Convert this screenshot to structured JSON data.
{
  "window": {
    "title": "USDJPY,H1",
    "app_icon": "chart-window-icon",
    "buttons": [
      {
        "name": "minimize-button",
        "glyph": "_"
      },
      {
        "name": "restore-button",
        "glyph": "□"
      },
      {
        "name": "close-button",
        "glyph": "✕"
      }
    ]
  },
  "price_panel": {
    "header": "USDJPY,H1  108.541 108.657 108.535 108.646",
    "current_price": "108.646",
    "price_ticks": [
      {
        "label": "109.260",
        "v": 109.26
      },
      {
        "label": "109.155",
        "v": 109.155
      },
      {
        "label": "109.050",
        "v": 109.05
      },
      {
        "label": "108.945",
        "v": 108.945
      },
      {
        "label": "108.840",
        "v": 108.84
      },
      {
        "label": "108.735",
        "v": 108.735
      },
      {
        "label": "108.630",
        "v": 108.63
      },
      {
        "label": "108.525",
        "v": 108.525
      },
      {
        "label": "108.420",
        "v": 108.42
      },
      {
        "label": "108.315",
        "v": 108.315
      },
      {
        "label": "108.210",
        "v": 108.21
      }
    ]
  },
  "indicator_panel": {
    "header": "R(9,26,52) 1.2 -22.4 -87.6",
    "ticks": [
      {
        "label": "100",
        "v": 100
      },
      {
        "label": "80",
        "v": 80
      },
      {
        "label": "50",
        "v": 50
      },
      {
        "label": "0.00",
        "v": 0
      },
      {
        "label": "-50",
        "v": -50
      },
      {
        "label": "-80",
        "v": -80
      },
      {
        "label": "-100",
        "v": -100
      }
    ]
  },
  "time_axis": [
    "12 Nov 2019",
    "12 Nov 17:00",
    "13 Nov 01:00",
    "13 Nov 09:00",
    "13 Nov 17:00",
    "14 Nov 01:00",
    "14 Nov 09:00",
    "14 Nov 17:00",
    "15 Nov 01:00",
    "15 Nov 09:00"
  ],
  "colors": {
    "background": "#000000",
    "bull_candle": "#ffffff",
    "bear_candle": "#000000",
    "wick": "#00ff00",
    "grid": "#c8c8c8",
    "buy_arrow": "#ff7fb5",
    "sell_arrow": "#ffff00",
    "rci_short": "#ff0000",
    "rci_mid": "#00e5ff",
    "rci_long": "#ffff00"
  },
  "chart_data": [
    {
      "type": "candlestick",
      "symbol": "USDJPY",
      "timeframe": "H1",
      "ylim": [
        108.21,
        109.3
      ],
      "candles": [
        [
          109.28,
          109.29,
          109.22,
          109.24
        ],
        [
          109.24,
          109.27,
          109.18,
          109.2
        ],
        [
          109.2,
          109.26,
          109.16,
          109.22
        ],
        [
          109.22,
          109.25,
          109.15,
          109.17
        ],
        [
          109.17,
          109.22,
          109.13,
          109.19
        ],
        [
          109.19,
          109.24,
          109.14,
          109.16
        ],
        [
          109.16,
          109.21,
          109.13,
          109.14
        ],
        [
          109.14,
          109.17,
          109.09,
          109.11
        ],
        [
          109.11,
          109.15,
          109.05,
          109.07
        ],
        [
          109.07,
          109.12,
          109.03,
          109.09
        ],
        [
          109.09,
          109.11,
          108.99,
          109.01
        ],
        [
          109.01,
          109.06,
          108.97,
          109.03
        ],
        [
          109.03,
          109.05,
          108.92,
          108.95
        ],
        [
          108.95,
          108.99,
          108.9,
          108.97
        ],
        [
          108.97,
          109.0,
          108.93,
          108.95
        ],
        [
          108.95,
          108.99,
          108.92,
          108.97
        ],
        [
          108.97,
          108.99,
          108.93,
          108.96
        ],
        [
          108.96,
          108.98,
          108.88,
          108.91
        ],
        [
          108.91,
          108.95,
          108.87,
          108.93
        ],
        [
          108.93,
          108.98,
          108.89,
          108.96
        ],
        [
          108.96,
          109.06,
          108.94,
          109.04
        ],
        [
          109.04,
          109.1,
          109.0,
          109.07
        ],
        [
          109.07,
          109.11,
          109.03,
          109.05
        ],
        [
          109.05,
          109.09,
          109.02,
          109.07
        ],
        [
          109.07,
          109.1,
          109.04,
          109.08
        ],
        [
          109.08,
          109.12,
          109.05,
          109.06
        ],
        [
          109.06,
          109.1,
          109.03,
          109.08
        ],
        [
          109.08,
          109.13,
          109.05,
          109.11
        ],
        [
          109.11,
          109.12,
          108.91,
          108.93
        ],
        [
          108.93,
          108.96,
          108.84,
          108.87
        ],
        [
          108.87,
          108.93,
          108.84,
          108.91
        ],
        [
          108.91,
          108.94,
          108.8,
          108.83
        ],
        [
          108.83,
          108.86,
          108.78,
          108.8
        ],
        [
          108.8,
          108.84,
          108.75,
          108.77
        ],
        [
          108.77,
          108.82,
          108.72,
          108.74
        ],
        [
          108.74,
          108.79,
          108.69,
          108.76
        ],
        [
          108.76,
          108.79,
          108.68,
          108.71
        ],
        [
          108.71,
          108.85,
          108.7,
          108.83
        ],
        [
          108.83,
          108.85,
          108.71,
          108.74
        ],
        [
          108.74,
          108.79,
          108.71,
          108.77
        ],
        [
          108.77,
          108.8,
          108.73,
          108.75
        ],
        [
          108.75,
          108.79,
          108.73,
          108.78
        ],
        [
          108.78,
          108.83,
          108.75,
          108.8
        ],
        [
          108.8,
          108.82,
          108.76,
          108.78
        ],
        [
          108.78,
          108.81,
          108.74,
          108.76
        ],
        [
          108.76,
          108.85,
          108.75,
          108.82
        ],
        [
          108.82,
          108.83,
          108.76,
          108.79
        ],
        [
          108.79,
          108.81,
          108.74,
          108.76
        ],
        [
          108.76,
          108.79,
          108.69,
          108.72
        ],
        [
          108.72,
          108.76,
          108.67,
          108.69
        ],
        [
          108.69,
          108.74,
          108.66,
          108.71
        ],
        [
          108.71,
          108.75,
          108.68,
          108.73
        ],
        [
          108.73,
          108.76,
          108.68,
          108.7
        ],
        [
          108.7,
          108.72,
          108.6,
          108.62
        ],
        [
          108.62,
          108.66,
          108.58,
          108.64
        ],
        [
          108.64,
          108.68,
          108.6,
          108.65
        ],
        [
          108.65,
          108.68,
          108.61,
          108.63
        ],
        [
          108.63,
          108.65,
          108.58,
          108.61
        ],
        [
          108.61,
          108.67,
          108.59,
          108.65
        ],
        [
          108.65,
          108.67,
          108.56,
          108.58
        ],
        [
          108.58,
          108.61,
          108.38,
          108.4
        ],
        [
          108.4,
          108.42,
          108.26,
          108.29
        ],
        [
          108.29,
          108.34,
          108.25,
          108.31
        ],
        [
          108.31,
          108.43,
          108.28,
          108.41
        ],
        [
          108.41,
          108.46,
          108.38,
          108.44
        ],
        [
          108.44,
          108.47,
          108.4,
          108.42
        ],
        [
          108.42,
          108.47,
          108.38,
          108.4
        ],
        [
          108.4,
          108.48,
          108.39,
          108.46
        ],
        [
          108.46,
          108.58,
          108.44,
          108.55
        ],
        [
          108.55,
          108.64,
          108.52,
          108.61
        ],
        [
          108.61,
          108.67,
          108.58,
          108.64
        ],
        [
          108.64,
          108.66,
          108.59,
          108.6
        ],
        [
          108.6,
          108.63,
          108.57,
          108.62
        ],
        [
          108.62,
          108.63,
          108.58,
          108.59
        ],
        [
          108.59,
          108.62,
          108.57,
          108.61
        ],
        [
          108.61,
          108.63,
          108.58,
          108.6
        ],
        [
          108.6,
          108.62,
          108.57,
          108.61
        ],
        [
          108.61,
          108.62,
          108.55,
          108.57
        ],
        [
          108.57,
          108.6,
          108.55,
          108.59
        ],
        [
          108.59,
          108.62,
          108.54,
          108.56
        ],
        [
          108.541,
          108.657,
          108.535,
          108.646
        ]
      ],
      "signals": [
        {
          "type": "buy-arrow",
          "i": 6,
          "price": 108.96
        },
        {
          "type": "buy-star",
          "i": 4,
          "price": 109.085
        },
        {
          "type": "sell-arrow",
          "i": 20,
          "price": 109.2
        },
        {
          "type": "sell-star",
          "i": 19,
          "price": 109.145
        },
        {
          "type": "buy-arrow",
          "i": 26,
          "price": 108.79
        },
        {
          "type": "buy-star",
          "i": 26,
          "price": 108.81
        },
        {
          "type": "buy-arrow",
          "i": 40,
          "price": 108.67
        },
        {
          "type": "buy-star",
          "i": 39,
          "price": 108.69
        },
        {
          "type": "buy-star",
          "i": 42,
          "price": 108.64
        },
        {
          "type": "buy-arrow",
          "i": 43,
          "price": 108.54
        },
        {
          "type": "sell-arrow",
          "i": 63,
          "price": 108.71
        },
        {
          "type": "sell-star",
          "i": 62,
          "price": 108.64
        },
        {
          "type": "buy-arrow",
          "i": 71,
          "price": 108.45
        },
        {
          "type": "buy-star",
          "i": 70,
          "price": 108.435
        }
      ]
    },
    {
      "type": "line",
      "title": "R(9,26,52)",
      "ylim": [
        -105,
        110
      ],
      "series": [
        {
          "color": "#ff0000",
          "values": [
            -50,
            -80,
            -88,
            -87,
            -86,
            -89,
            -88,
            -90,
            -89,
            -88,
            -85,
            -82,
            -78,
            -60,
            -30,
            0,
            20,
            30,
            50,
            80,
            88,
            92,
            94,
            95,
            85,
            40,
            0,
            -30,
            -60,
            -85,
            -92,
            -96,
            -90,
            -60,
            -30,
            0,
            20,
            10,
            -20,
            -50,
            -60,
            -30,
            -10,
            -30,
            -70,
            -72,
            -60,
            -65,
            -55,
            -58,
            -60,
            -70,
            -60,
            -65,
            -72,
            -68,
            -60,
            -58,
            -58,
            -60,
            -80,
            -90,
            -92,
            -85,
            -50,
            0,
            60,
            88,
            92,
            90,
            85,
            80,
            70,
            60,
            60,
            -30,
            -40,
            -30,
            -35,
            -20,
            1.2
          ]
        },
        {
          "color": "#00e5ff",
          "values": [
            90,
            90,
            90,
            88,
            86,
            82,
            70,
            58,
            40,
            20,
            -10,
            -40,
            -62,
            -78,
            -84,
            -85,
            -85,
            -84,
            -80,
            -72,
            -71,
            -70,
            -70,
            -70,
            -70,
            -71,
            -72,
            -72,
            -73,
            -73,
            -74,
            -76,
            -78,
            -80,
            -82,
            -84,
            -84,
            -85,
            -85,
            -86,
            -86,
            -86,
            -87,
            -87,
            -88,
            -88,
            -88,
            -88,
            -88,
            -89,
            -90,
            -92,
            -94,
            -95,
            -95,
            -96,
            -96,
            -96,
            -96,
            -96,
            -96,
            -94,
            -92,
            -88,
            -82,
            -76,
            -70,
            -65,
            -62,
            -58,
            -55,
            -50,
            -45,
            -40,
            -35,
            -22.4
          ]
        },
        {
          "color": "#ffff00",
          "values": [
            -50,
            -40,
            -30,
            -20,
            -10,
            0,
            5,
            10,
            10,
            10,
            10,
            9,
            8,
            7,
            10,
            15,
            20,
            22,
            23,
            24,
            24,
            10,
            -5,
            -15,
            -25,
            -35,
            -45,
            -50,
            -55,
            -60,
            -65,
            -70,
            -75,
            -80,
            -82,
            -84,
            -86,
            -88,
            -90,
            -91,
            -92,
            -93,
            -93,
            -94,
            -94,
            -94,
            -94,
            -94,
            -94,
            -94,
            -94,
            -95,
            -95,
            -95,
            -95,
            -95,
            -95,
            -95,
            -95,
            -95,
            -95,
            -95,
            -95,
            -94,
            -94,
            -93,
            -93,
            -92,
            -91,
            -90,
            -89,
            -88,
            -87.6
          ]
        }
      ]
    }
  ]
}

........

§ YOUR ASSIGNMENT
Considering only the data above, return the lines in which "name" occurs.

§ SOLUTION
        "name": "minimize-button",
        "name": "restore-button",
        "name": "close-button",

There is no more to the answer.